==== SUPPLIED INFORMATION ====

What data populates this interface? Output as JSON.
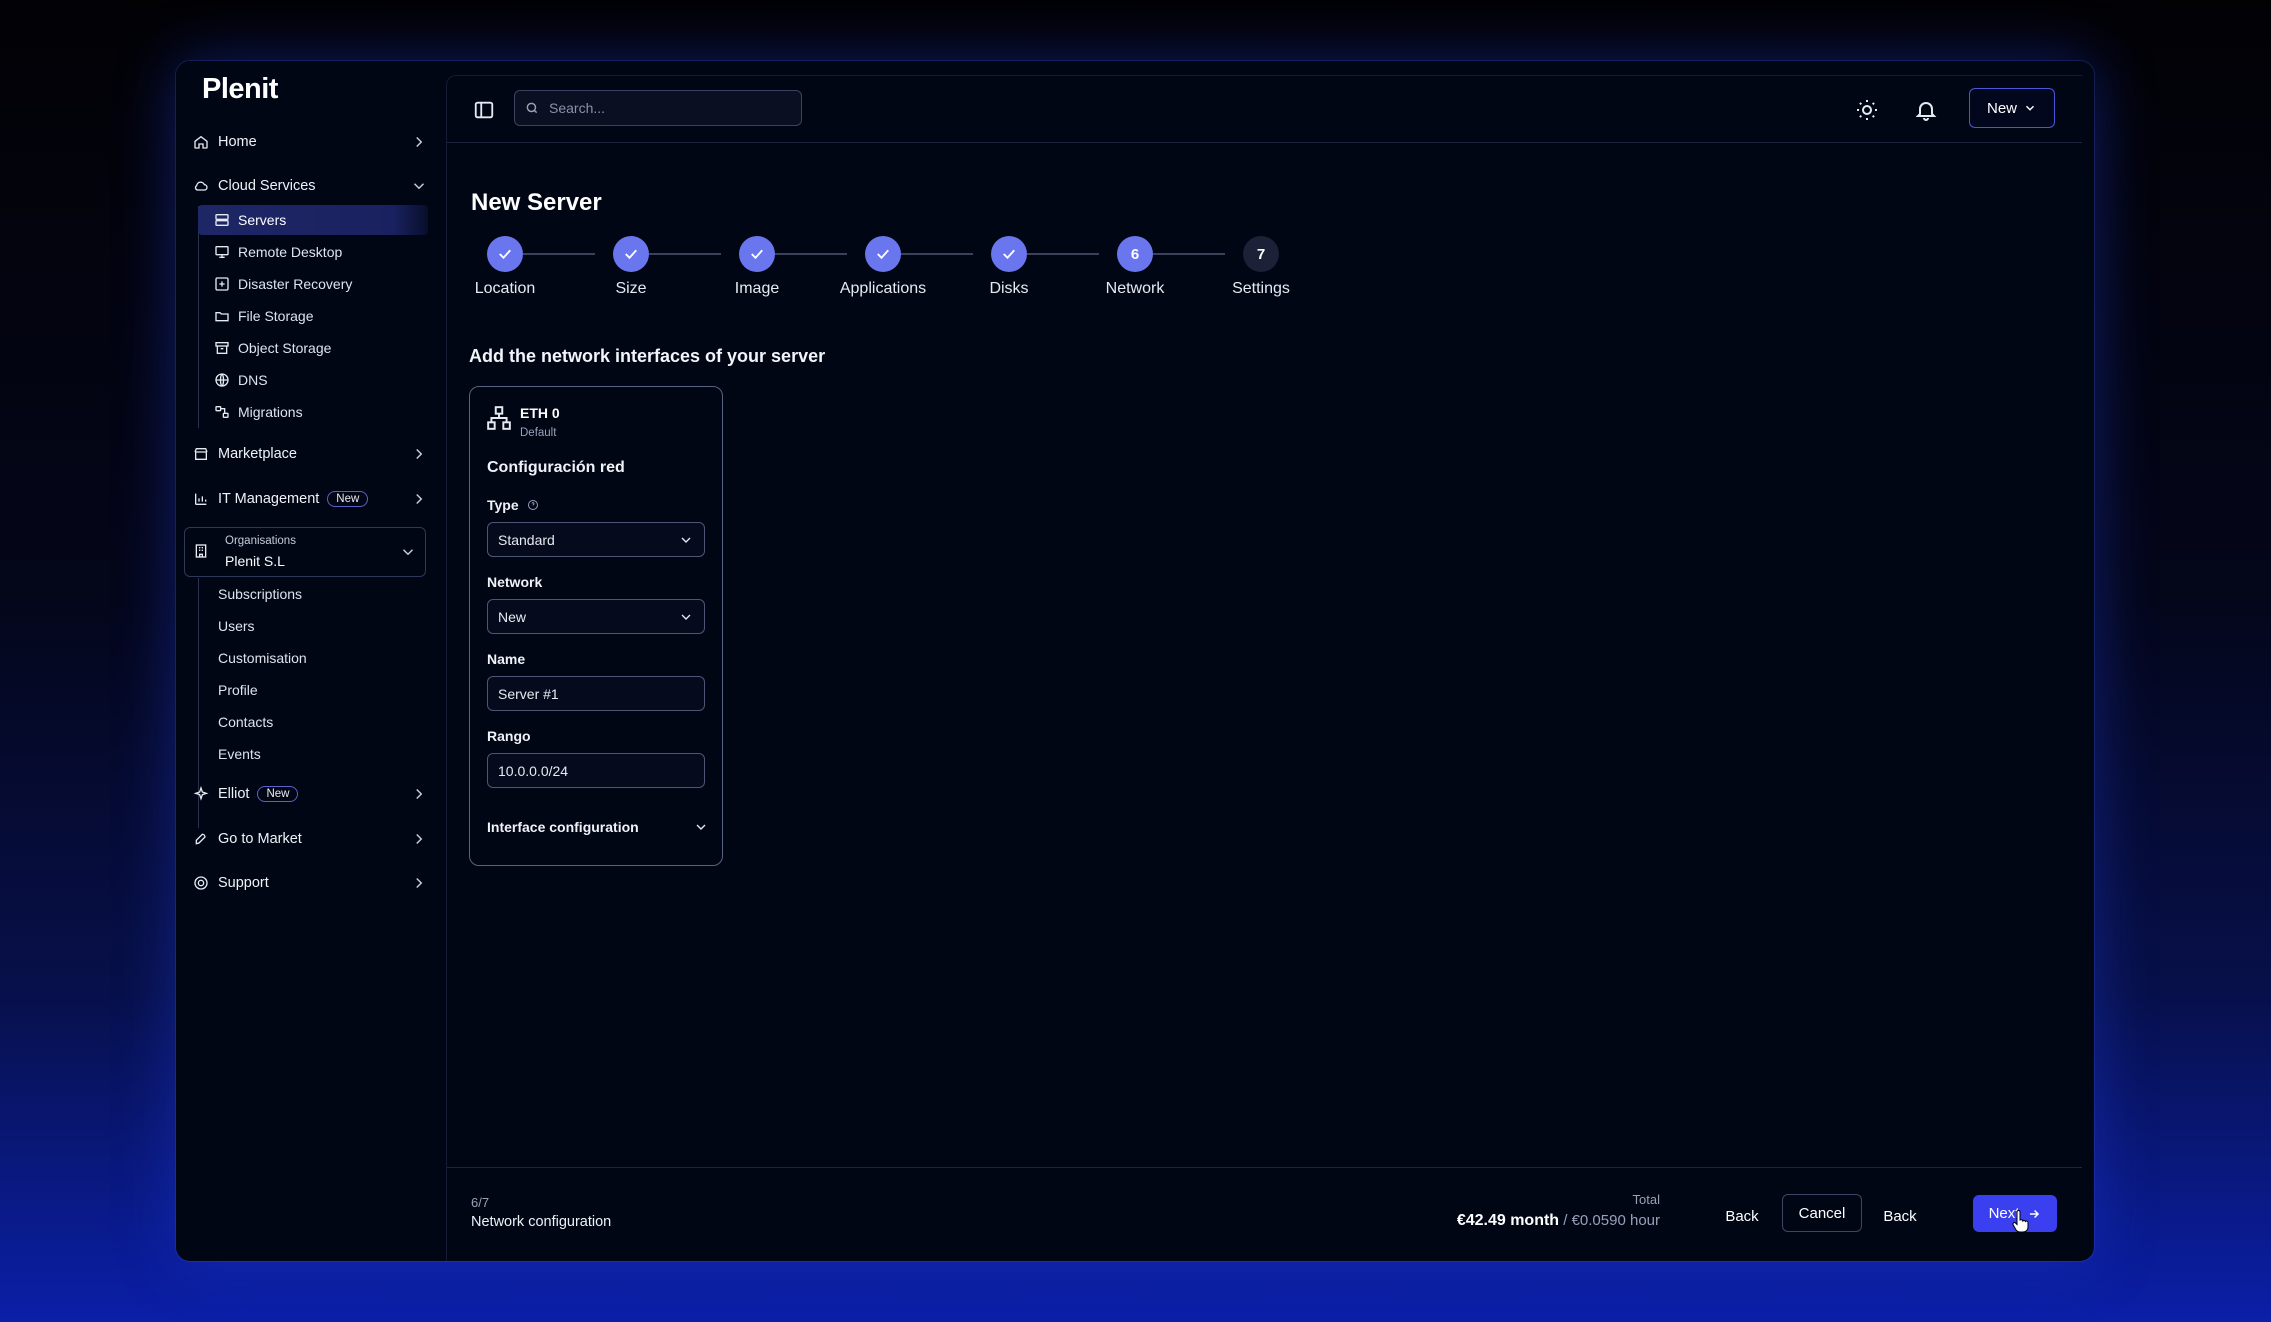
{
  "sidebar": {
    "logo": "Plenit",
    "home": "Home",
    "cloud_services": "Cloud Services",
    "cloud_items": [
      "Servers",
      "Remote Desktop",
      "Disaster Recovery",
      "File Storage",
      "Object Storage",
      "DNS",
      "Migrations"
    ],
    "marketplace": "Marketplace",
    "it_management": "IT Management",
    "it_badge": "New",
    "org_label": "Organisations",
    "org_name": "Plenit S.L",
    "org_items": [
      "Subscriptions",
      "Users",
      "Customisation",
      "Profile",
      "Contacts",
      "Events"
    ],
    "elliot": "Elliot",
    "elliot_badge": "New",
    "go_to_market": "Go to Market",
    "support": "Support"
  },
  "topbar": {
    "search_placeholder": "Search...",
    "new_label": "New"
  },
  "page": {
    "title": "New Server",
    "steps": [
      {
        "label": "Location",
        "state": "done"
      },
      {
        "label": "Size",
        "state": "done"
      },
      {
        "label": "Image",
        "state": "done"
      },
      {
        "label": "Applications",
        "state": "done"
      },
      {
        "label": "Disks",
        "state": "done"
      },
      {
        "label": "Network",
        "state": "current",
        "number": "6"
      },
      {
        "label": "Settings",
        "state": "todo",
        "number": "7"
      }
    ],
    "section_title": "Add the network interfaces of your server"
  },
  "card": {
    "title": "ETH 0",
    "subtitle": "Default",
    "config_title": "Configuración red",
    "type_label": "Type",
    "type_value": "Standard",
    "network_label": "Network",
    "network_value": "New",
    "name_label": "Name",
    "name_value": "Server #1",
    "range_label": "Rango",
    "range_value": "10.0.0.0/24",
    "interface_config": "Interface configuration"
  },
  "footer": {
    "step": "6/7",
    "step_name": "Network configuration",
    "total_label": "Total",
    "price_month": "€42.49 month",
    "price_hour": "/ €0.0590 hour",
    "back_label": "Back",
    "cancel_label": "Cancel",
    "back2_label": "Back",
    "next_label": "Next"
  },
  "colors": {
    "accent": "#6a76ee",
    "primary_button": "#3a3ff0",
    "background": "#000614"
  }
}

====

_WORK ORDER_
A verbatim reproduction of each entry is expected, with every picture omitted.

_COMPLETED TASK_
What data populates this interface? Output as JSON.
{
  "sidebar": {
    "logo": "Plenit",
    "home": "Home",
    "cloud_services": "Cloud Services",
    "cloud_items": [
      "Servers",
      "Remote Desktop",
      "Disaster Recovery",
      "File Storage",
      "Object Storage",
      "DNS",
      "Migrations"
    ],
    "marketplace": "Marketplace",
    "it_management": "IT Management",
    "it_badge": "New",
    "org_label": "Organisations",
    "org_name": "Plenit S.L",
    "org_items": [
      "Subscriptions",
      "Users",
      "Customisation",
      "Profile",
      "Contacts",
      "Events"
    ],
    "elliot": "Elliot",
    "elliot_badge": "New",
    "go_to_market": "Go to Market",
    "support": "Support"
  },
  "topbar": {
    "search_placeholder": "Search...",
    "new_label": "New"
  },
  "page": {
    "title": "New Server",
    "steps": [
      {
        "label": "Location",
        "state": "done"
      },
      {
        "label": "Size",
        "state": "done"
      },
      {
        "label": "Image",
        "state": "done"
      },
      {
        "label": "Applications",
        "state": "done"
      },
      {
        "label": "Disks",
        "state": "done"
      },
      {
        "label": "Network",
        "state": "current",
        "number": "6"
      },
      {
        "label": "Settings",
        "state": "todo",
        "number": "7"
      }
    ],
    "section_title": "Add the network interfaces of your server"
  },
  "card": {
    "title": "ETH 0",
    "subtitle": "Default",
    "config_title": "Configuración red",
    "type_label": "Type",
    "type_value": "Standard",
    "network_label": "Network",
    "network_value": "New",
    "name_label": "Name",
    "name_value": "Server #1",
    "range_label": "Rango",
    "range_value": "10.0.0.0/24",
    "interface_config": "Interface configuration"
  },
  "footer": {
    "step": "6/7",
    "step_name": "Network configuration",
    "total_label": "Total",
    "price_month": "€42.49 month",
    "price_hour": "/ €0.0590 hour",
    "back_label": "Back",
    "cancel_label": "Cancel",
    "back2_label": "Back",
    "next_label": "Next"
  },
  "colors": {
    "accent": "#6a76ee",
    "primary_button": "#3a3ff0",
    "background": "#000614"
  }
}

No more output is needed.